However, because of its limitations and drawbacks, the 529A account is not expected to replace the need for trust accounts. For one, total contributions to the account cannot exceed $14,000 a year. Second, once the balance exceeds $100,000, the disabled person's S.S.I. benefits are cut off. Third, after the disabled individual dies, the state's benefit program may claim the money left in the account.

Furthermore, contributions to the 529A are not tax deductible. However, the money is allowed to grow tax-free, as long as the funds are used for reasons related to the person's disability. In the end, the new account will likely be most useful to those disabled people who want to work and save more than $2,000, and/or for families who want an account to deposit gifted money or inheritances.

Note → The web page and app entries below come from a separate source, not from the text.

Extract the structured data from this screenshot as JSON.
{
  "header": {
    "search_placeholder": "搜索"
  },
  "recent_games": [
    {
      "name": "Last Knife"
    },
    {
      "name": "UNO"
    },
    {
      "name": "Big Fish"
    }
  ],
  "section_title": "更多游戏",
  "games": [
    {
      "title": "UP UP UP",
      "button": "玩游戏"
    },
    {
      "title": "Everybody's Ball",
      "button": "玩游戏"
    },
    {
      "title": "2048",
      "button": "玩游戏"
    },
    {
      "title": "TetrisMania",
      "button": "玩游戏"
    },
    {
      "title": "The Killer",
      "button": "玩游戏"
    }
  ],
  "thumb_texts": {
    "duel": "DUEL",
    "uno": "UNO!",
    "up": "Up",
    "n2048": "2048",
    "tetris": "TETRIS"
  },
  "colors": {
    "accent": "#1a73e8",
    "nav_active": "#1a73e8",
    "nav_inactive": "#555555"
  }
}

3. Trusts

Among the many special needs trusts, families who want to supplement a disabled child's income from government-funded programs often use "third-party" special needs trusts.  This trust can be funded in many ways and are quite flexible.

Another option is a pooled trust. These are trusts that are professionally managed alongside other people's funds in a "pool." Any remaining funds in the trust at the time of the person's death may go to the state or to the organization managing the trust.

4. Insurance

Many families use insurance-such as life insurance and term insurance-to fill the gaps in the supplemental trusts. Ultimately, these families must consider the needs and individual circumstances first, and then look at the insurance options available.

5. Guardians

Families agonize over who will be their child's guardian once they are gone, as well as who will serve as trustee over the trust accounts. One strategy is to split these responsibilities between two people so as not to overwhelm one individual, and to keep people in check.

However, choosing a non-professional family member to oversee the money comes with its own risks. As much as someone may care, the person might not have the capability, skill, or time to do the job effectively.

6. Getting Help

Most families with a loved one with a disability find it helpful and comforting working with professionals experienced in resolving these issues. Our firm is here to help, whether that involves creating a special needs trust or guiding clients through making decisions regarding insurance, qualifying for government benefits, or guardianship.

We hope this information was useful to you and helps your clients and their families. If you have a specific case or a question, don't hesitate to call our office at 919-443-3035 or use our contact form